**PROBLEM STATEMENT**
In the entries below, filter for the word "value" and copy every matching line.

Interface dataset entries
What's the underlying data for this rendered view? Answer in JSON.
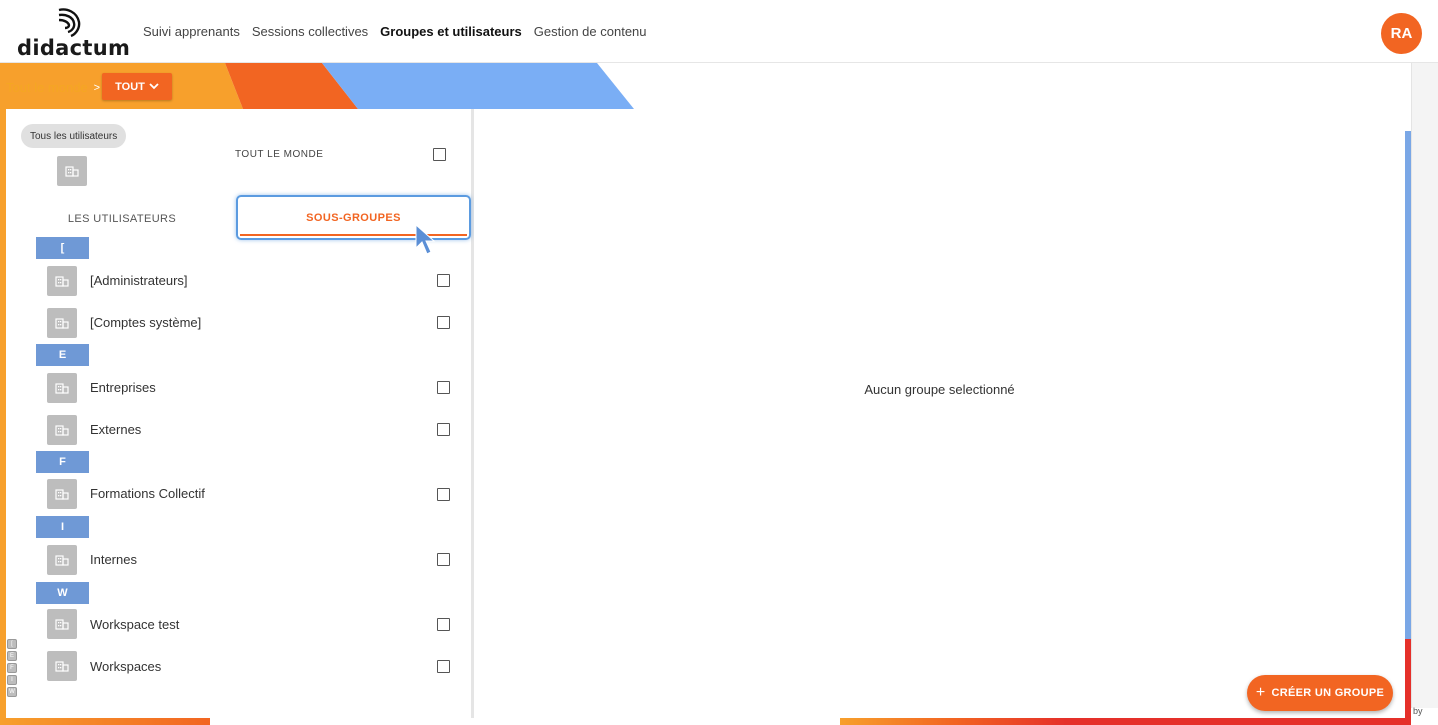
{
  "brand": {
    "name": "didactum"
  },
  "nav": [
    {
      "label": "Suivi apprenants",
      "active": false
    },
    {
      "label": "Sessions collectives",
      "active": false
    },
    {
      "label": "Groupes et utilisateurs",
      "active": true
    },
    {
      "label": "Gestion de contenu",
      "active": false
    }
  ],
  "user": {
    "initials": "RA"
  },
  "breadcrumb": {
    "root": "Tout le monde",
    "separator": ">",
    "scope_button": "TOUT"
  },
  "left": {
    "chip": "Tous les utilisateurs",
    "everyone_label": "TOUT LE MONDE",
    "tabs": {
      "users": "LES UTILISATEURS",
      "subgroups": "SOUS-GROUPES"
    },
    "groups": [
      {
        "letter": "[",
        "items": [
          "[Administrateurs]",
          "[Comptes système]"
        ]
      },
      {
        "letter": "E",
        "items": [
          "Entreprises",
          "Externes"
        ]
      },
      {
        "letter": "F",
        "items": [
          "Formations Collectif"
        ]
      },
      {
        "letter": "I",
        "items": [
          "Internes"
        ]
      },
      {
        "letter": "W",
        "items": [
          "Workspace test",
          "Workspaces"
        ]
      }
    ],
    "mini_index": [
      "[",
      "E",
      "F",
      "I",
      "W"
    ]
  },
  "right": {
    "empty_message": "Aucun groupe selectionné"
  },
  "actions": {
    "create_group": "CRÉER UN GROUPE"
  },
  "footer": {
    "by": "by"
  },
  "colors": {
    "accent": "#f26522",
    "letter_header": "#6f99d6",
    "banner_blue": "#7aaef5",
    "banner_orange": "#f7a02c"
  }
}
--
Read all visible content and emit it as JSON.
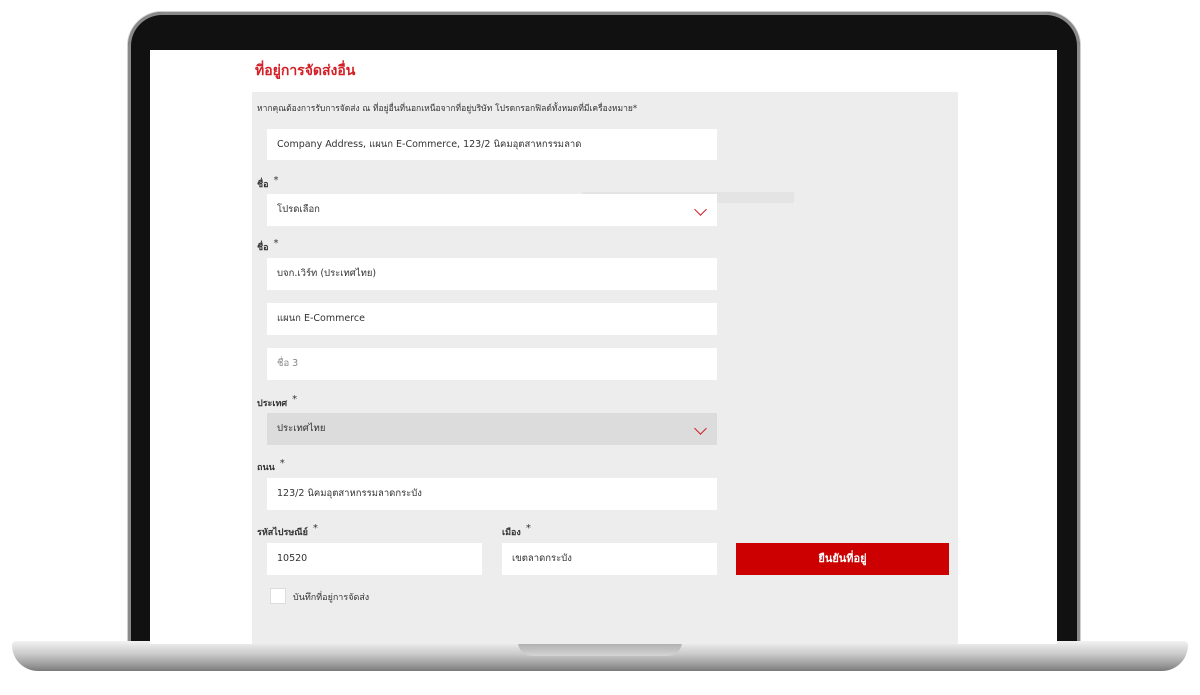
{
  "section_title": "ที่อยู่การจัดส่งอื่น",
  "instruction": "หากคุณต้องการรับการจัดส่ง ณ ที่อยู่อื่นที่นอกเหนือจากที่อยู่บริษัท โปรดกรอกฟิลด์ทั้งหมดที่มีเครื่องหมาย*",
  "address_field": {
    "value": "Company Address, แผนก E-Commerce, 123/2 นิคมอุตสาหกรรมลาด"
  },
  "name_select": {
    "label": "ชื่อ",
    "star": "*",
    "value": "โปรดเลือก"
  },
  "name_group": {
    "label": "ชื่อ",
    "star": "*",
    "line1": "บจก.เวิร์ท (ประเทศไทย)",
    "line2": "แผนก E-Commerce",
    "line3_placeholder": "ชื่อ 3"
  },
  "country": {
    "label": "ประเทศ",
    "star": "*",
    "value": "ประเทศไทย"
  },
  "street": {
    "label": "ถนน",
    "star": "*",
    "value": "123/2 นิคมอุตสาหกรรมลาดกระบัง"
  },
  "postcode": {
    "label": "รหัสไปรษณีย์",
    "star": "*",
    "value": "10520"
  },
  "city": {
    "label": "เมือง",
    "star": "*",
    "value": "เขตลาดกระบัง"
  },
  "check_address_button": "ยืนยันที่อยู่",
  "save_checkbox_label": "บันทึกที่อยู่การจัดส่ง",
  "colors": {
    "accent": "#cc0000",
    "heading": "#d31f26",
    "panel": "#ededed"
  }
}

**EXERCISE OUTPUT**
    "value": "Company Address, แผนก E-Commerce, 123/2 นิคมอุตสาหกรรมลาด"
    "value": "โปรดเลือก"
    "value": "ประเทศไทย"
    "value": "123/2 นิคมอุตสาหกรรมลาดกระบัง"
    "value": "10520"
    "value": "เขตลาดกระบัง"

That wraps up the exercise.